Live-attenuated RSV vaccines are probably effective in young children. This is an important conclusion from Ruth Karron and co-workers after analyzing data from seven previous trials. According to the PATH snapshot of RSV vaccines, there are seven live-attenuated RSV vaccines in phase 1 clinical trials while none have progressed into phase 2. Karron showed that RSV positive respiratory infections requiring medical attention were reduced by 67% after receiving one of the more promising vaccines in this analysis of past phase I clinical trials. The authors combined data from previous live-attenuated vaccine candidates administered intranasally to 241 children aged 6 to 24 months in total. Five of seven vaccines, referred to as “more promising”, induced a ≥4-fold increase of neutralizing antibodies titers in at least 80% of recipients. Antibody titers of vaccinated children increased by more than 14-fold after being later exposed to wild-type RSV, indicating a substantial memory immune response. While high antibody titers likely reflect a good immune response overall and do not act alone to protect against RSV, one dose might be sufficient to protect infants during RSV season. Based on this study, intranasal live-attenuated vaccines have substantial potential to protects young children after the protection granted by maternal antibodies wears off.
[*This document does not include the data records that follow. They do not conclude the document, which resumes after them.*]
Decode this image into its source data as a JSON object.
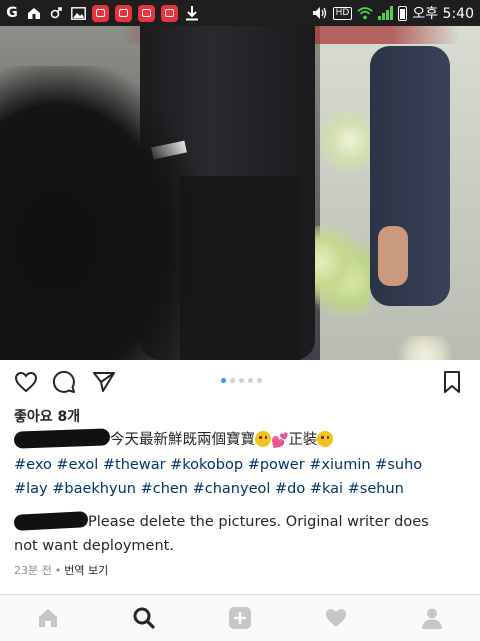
{
  "status_bar": {
    "left_icons": [
      "g-icon",
      "home-icon",
      "gender-icon",
      "image-icon",
      "app-icon",
      "app-icon",
      "app-icon",
      "app-icon",
      "download-icon"
    ],
    "hd_label": "HD",
    "time": "오후 5:40",
    "colors": {
      "background": "#1e1e1e",
      "signal": "#4ed04e",
      "app_badge": "#e8343f"
    }
  },
  "post": {
    "image_alt": "Photo of people in dark suits standing beside flower arrangements",
    "carousel": {
      "count": 5,
      "active_index": 0,
      "active_color": "#3897f0"
    },
    "likes_text": "좋아요 8개",
    "caption": {
      "text": "今天最新鮮既兩個寶寶",
      "suffix_text": "正裝",
      "hashtags_line1": "#exo #exol #thewar #kokobop #power #xiumin #suho",
      "hashtags_line2": "#lay #baekhyun #chen #chanyeol #do #kai #sehun"
    },
    "comment": {
      "text_line1": "Please delete the pictures. Original writer does",
      "text_line2": "not want deployment."
    },
    "timestamp": "23분 전",
    "separator": "•",
    "translate_label": "번역 보기"
  },
  "actions": {
    "icons": [
      "heart-icon",
      "comment-icon",
      "share-icon",
      "bookmark-icon"
    ]
  },
  "bottom_nav": {
    "items": [
      "home-icon",
      "search-icon",
      "add-post-icon",
      "activity-icon",
      "profile-icon"
    ],
    "active": "search-icon"
  }
}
It is time for a phase 2 proof-of-concept study demonstrating the full potential of live-attenuated RSV vaccines in young infants.
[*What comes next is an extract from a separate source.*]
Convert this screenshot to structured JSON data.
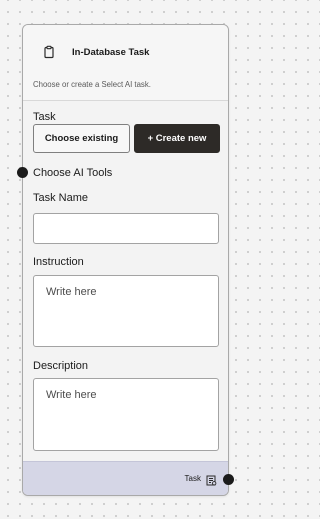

Madhi SA, Polack FP, Piedra PA, Munoz FM, Trenholme AA, Simões EAF, Swamy GK, Agrawal S, Ahmed K, August A, Baqui AH, Calvert A, Chen J, Cho I, Cotton MF, Cutland CL, Englund JA, Fix A, Gonik B, Hammitt L, Heath PT, de Jesus JN, Jones CE, Khalil A, Kimberlin DW, Libster R, Llapur CJ, Lucero M, Pérez Marc G, Marshall HS, Masenya MS, Martinón‐Torres F, Meece JK, Nolan TM, Osman A, Perrett KP, Plested JS, Richmond PC, Snape MD, Shakib JH, Shinde V, Stoney T, Thomas DN, Tita AT, Varner MW, Vatish M, Vrbicky K, Wen J, Zaman K, Zar HJ, Glenn GM, and Fries LF, for the Prepare Study Group
Novavax shows an almost 40% reduction in medically significant RSV-associated LRTIs, in their phase 3 randomized controlled trial with the support of the Bill and Melinda Gates foundation. They recruited healthy pregnant women, at 28 weeks through 36 weeks of gestation, before the start of the RSV season. They were randomly assigned with an overall 2:1 ratio to receive a RSV fusion (F) protein nanoparticle vaccine or placebo. In total, 4636 women were enrolled. The vaccine was safe, with a percentage of infants with a RSV-associated, medically significant lower respiratory tract infection of 1.5% in the vaccine group versus 2.4% in the placebo group (vaccine efficacy was 39.4%). This difference was not sufficient according to FDA-required prespecified criteria of vaccine efficacy. Interestingly, in the vaccine group RSV-related hospitalisations and all-cause pneumonia were significantly reduced by 44% and approx. 50%, respectively. Adding to that, a higher vaccine efficacy was seen in low- or middle-income countries (LMIC), where prevention of RSV is most needed. An explanation for the differential effect in high income countries versus LMIC is still being sought. For now, the faith of the first safe and efficacious RSV vaccine remains uncertain.
This summary is written by Roy Zuurbier